Go over the entries and report the lines where the word "icon" occurs.

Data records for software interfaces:

"""

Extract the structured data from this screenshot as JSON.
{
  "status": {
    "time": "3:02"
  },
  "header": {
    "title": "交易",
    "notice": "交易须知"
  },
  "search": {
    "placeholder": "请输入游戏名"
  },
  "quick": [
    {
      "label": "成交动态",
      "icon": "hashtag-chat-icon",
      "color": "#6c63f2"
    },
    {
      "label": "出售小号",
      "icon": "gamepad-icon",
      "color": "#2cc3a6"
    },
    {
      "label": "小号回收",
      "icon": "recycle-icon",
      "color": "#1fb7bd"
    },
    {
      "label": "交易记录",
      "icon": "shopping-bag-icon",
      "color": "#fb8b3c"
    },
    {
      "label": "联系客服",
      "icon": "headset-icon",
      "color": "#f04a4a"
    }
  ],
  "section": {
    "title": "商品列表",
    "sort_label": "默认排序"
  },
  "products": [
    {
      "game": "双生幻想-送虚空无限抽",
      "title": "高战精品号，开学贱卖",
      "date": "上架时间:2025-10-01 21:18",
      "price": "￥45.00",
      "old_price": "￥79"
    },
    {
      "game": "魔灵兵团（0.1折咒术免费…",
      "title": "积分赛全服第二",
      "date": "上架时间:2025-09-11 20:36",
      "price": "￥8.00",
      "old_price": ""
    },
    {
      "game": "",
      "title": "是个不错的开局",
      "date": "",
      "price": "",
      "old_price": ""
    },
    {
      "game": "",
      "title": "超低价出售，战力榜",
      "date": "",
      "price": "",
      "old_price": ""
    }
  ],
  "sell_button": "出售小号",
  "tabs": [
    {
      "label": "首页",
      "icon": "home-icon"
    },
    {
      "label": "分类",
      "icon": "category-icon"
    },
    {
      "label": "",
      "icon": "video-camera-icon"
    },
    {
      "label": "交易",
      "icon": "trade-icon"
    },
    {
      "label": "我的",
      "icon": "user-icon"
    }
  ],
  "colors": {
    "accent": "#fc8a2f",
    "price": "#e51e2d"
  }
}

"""

OUTPUT:
      "icon": "hashtag-chat-icon",
      "icon": "gamepad-icon",
      "icon": "recycle-icon",
      "icon": "shopping-bag-icon",
      "icon": "headset-icon",
      "icon": "home-icon"
      "icon": "category-icon"
      "icon": "video-camera-icon"
      "icon": "trade-icon"
      "icon": "user-icon"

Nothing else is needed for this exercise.